The characters' faces don't move. I need to repeat that so you understand the weight of it:
THEIR FACES DON'T MOVE.
Their mouths move when they speak in voiced scenes, but mostly their faces are just blank masks accompanied by text boxes. Imagine Goku wearing his super pissed off battle face as he engages in clueless banter with Luffy. Or Jump Force director Glover explaining the dire threat of Jump villains leading a possessed army to destroy the real world, while his eyes remain glazed over. It literally looks like someone made the cutscenes by posing the game's models in Garry's Mod.
I'm well aware, angry Reddit commenters, that people aren't buying this game expecting a Game of the Year story. Too bad you have to play at least a bit of the story to unlock the other modes. Still, Jump Force is a fighting game, so let's get to that.
One mercy Jump Force does grant is that most of the 42 characters are available as soon as you can use multiplayer. There are some villains that need unlocking, but having the bulk of the roster immediately available is a smart choice.
It's immediately clear that the developers know these characters well, adding small touches like that Sanji, One Piece's wannabe womanizer, won't hit a lady. When facing a female opponent, he blows kisses instead of attacking.
That attention to character detail extends to the battlefield as well. Vegeta overwhelms the opponent with powerful energy blasts. Yugi plays actual Yu-Gi-Oh! cards to trap opponents. Hunter X Hunter's creepy magician Hisoka can counter opponents' attacks with his weird Bungee Gum. Picking a team, therefore, isn't just a matter of choosing favorites. There's some strategy to balancing the various fighting styles.
You're picking a team because the battles are 3v3 arena-style contests. All three of your fighters share a health bar as well as Ability and Awakening gauges. The idea is that having your different fighters share these easy-to-understand resources allows for flexibility. Is your opponent easily fending off your Vegeta's assaults? Try going Super Saiyan to power up and change the nature of your attacks. Or switch to Yugi to stun and harass them. This wealth of choice should give the combat depth.

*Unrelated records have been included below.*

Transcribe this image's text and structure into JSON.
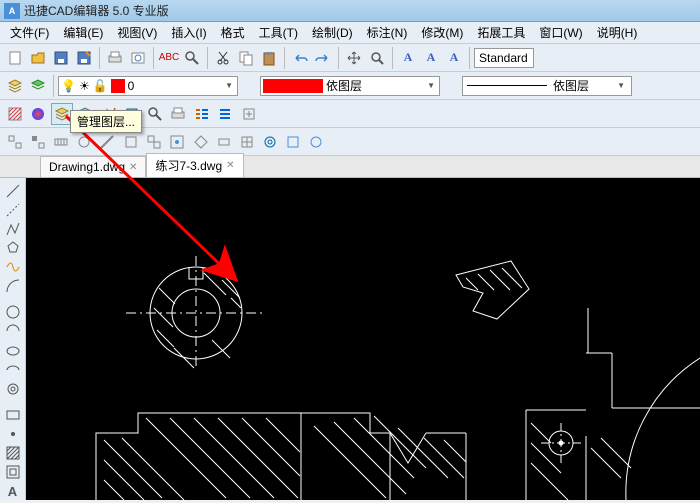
{
  "title": "迅捷CAD编辑器 5.0 专业版",
  "menu": [
    "文件(F)",
    "编辑(E)",
    "视图(V)",
    "插入(I)",
    "格式",
    "工具(T)",
    "绘制(D)",
    "标注(N)",
    "修改(M)",
    "拓展工具",
    "窗口(W)",
    "说明(H)"
  ],
  "tooltip": "管理图层...",
  "layer": {
    "name": "0"
  },
  "linetype": "依图层",
  "lineweight": "依图层",
  "textstyle": "Standard",
  "tabs": [
    {
      "label": "Drawing1.dwg",
      "active": false
    },
    {
      "label": "练习7-3.dwg",
      "active": true
    }
  ]
}
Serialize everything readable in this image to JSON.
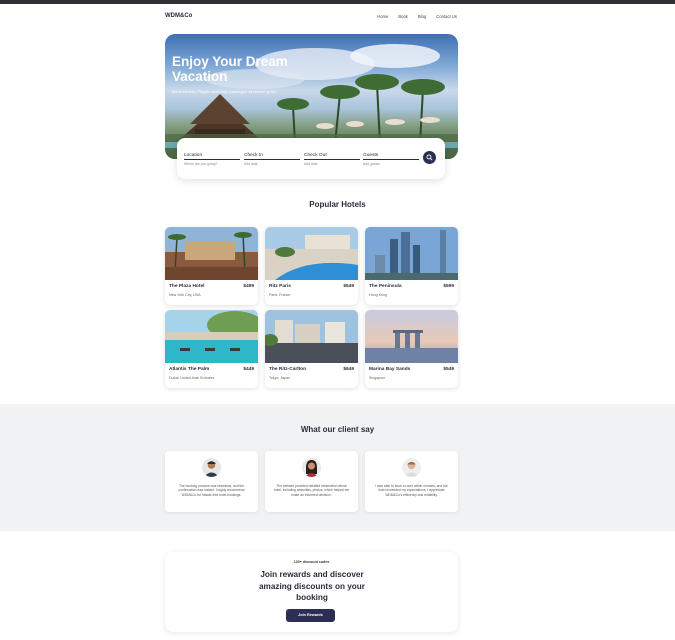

Should. At the moment, however, those playing online seem more content to cheese their way to victory. They find that one special attack that breaks your guard and rely on that. So obviously you rush them and make them fold under a pressure game, right? Too bad they use an assist move that freezes you. Many fighting games struggle with spammers - especially at launch - but I have to wonder why the developers included so many attacks that break guards, have super armor, and allow for easy stun combos.
When battles do go right, though, they look fantastic. Fighters zip around the battlefield until I land a few hits. I send my opponent flying with a dramatic kick and give chase by teleporting, only for the opponent to suddenly teleport behind me. They have me! But then I use the escape maneuver to quickly retreat and put up my guard. They back off to charge energy, but that puts me on the offensive. I charge at them and subject them to a flurry of punches, finishing with Vegeta's signature Big Bang Attack. My opponent disappears in the screen-covering flash of light as Japanese shouting fills my ears.

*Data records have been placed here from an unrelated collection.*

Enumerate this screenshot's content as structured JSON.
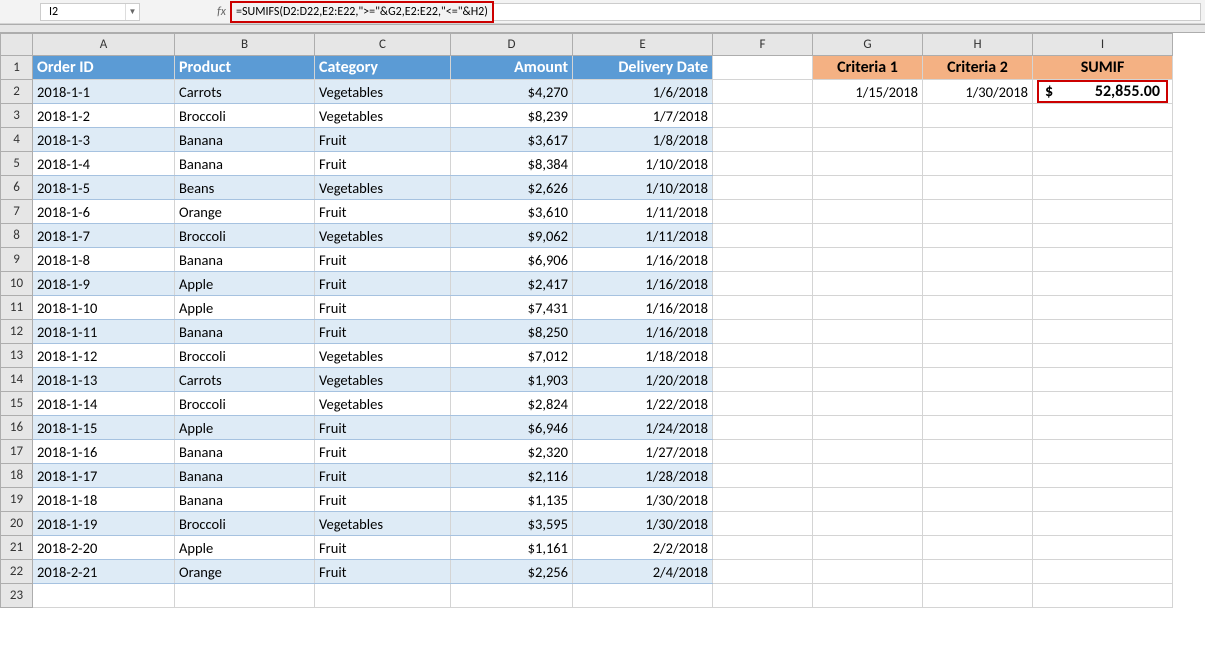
{
  "namebox": "I2",
  "formula": "=SUMIFS(D2:D22,E2:E22,\">=\"&G2,E2:E22,\"<=\"&H2)",
  "fx_label": "fx",
  "columns": [
    "A",
    "B",
    "C",
    "D",
    "E",
    "F",
    "G",
    "H",
    "I"
  ],
  "rownums": [
    "1",
    "2",
    "3",
    "4",
    "5",
    "6",
    "7",
    "8",
    "9",
    "10",
    "11",
    "12",
    "13",
    "14",
    "15",
    "16",
    "17",
    "18",
    "19",
    "20",
    "21",
    "22",
    "23"
  ],
  "headers": {
    "orderid": "Order ID",
    "product": "Product",
    "category": "Category",
    "amount": "Amount",
    "delivery": "Delivery Date",
    "criteria1": "Criteria 1",
    "criteria2": "Criteria 2",
    "sumif": "SUMIF"
  },
  "criteria": {
    "g2": "1/15/2018",
    "h2": "1/30/2018"
  },
  "result_currency": "$",
  "result_value": "52,855.00",
  "rows": [
    {
      "id": "2018-1-1",
      "product": "Carrots",
      "category": "Vegetables",
      "amount": "$4,270",
      "date": "1/6/2018"
    },
    {
      "id": "2018-1-2",
      "product": "Broccoli",
      "category": "Vegetables",
      "amount": "$8,239",
      "date": "1/7/2018"
    },
    {
      "id": "2018-1-3",
      "product": "Banana",
      "category": "Fruit",
      "amount": "$3,617",
      "date": "1/8/2018"
    },
    {
      "id": "2018-1-4",
      "product": "Banana",
      "category": "Fruit",
      "amount": "$8,384",
      "date": "1/10/2018"
    },
    {
      "id": "2018-1-5",
      "product": "Beans",
      "category": "Vegetables",
      "amount": "$2,626",
      "date": "1/10/2018"
    },
    {
      "id": "2018-1-6",
      "product": "Orange",
      "category": "Fruit",
      "amount": "$3,610",
      "date": "1/11/2018"
    },
    {
      "id": "2018-1-7",
      "product": "Broccoli",
      "category": "Vegetables",
      "amount": "$9,062",
      "date": "1/11/2018"
    },
    {
      "id": "2018-1-8",
      "product": "Banana",
      "category": "Fruit",
      "amount": "$6,906",
      "date": "1/16/2018"
    },
    {
      "id": "2018-1-9",
      "product": "Apple",
      "category": "Fruit",
      "amount": "$2,417",
      "date": "1/16/2018"
    },
    {
      "id": "2018-1-10",
      "product": "Apple",
      "category": "Fruit",
      "amount": "$7,431",
      "date": "1/16/2018"
    },
    {
      "id": "2018-1-11",
      "product": "Banana",
      "category": "Fruit",
      "amount": "$8,250",
      "date": "1/16/2018"
    },
    {
      "id": "2018-1-12",
      "product": "Broccoli",
      "category": "Vegetables",
      "amount": "$7,012",
      "date": "1/18/2018"
    },
    {
      "id": "2018-1-13",
      "product": "Carrots",
      "category": "Vegetables",
      "amount": "$1,903",
      "date": "1/20/2018"
    },
    {
      "id": "2018-1-14",
      "product": "Broccoli",
      "category": "Vegetables",
      "amount": "$2,824",
      "date": "1/22/2018"
    },
    {
      "id": "2018-1-15",
      "product": "Apple",
      "category": "Fruit",
      "amount": "$6,946",
      "date": "1/24/2018"
    },
    {
      "id": "2018-1-16",
      "product": "Banana",
      "category": "Fruit",
      "amount": "$2,320",
      "date": "1/27/2018"
    },
    {
      "id": "2018-1-17",
      "product": "Banana",
      "category": "Fruit",
      "amount": "$2,116",
      "date": "1/28/2018"
    },
    {
      "id": "2018-1-18",
      "product": "Banana",
      "category": "Fruit",
      "amount": "$1,135",
      "date": "1/30/2018"
    },
    {
      "id": "2018-1-19",
      "product": "Broccoli",
      "category": "Vegetables",
      "amount": "$3,595",
      "date": "1/30/2018"
    },
    {
      "id": "2018-2-20",
      "product": "Apple",
      "category": "Fruit",
      "amount": "$1,161",
      "date": "2/2/2018"
    },
    {
      "id": "2018-2-21",
      "product": "Orange",
      "category": "Fruit",
      "amount": "$2,256",
      "date": "2/4/2018"
    }
  ]
}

The twelve-year-old in me is instantly taken back to watching Naruto vs. Sasuke with my jaw on the floor. The gamer in me hates that this game has PS2-era load times. The critic in me wonders how this product shipped with such terrible cutscene animations. All of them can't help but feel their blood pumping when I narrowly avoid Ichigo's sword flash and hit him with a Super Saiyan Big Bang.

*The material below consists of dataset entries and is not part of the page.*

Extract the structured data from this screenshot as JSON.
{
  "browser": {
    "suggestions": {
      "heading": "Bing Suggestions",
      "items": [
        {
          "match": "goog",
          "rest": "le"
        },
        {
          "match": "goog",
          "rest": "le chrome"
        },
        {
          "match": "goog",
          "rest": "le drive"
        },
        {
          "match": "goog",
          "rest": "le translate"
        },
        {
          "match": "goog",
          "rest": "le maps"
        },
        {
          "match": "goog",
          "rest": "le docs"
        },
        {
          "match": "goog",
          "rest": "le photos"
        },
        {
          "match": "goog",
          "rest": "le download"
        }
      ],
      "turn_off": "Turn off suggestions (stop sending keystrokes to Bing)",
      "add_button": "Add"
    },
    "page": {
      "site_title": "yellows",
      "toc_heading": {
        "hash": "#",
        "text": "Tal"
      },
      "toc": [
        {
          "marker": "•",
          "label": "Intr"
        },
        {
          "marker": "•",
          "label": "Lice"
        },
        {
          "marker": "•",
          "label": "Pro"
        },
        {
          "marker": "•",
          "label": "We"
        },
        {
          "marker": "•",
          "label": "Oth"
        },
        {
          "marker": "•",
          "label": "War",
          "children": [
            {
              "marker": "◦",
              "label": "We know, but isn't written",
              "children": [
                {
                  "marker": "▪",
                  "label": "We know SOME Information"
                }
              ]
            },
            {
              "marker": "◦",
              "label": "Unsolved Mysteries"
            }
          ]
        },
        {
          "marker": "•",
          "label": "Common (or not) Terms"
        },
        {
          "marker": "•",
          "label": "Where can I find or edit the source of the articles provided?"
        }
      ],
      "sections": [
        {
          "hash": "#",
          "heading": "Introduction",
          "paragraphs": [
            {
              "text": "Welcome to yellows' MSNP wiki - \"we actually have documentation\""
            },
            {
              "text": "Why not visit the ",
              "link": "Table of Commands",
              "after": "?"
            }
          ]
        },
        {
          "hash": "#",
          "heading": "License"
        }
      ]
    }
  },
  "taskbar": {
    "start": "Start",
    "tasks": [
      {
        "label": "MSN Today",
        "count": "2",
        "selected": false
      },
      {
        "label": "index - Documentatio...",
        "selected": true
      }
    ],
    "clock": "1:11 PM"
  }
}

Even so, the anime fan in me knows that Bandai Namco will just make another Jump crossover game. It will probably have better cutscenes and fights that don't allow for so much spam. That guy will keep playing this game and enjoying it, but secretly wonders if he should have asked his boss to review Anthem instead.
A PS4 copy was purchased by The Gamer for this review. It's available now for PS4, Xbox One, and PC.
3 out of 5 stars.